Jeremy Skibicki a Canadian man is accused of killing four Indigenous women
Jeremy Skibicki, a Canadian man who was previously charged with the murder of an Indigenous woman, is now accused of murdering three more women, two of whom are verified to be Indigenous and one of whom is suspected to be.
Skibicki was arrested on May 18 after the partial remains of Rebecca Contois, 24, were discovered in a garbage bin near an apartment complex. Contois was born in Winnipeg but belonged to the O-Chi-Chak-Ko-Sipi First Nation, also known as Crane River.

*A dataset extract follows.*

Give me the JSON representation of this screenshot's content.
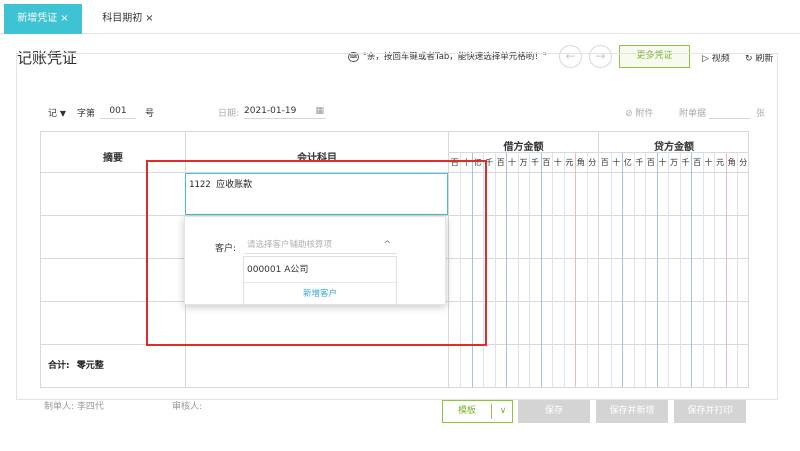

At the time, the police stated that they were not ruling out the possibility of further victims. Skibicki was charged with first-degree murder in three other killings that occurred during the same time period in the spring, authorities said on Thursday.
According to the police, Marcedes Myran, 26, and Morgan Beatrice Harris, 39, were killed in the first week of May. Both women belonged to the Long Plain First Nation and resided in Winnipeg.
A fourth woman, unidentified but assumed to be Indigenous, is thought to have been killed on or around March 15th, according to police. They published a picture of a jacket that looked like the one she was wearing.
“It’s always unsettling whenever there is any kind of serial killing,” Winnipeg police chief Danny Smyth said. “It does involve Indigenous women. We’re very sensitive to the whole missing and murdered Indigenous women investigation and inquiry and the recommendations that came out of that.”
Police have revealed little details regarding their inquiry, but have stated that they have no leads on any more potential victims.
“I’m not sure if they were particularly targeted, but the victims in this are certainly all Indigenous women,” Smyth said.
Authorities have not recovered the bodies of the other three victims, according to Smyth, but they have enough evidence to charge Skibicki with first-degree murder.
He declined to provide any information because the investigation is still ongoing.
“We have a lot more work to do to defend Indigenous women and girls’ lives,” Winnipeg mayor Scott Gillingham said.
“Right now, far too many individuals are experiencing homelessness, addiction, and poverty, putting him in vulnerable positions.”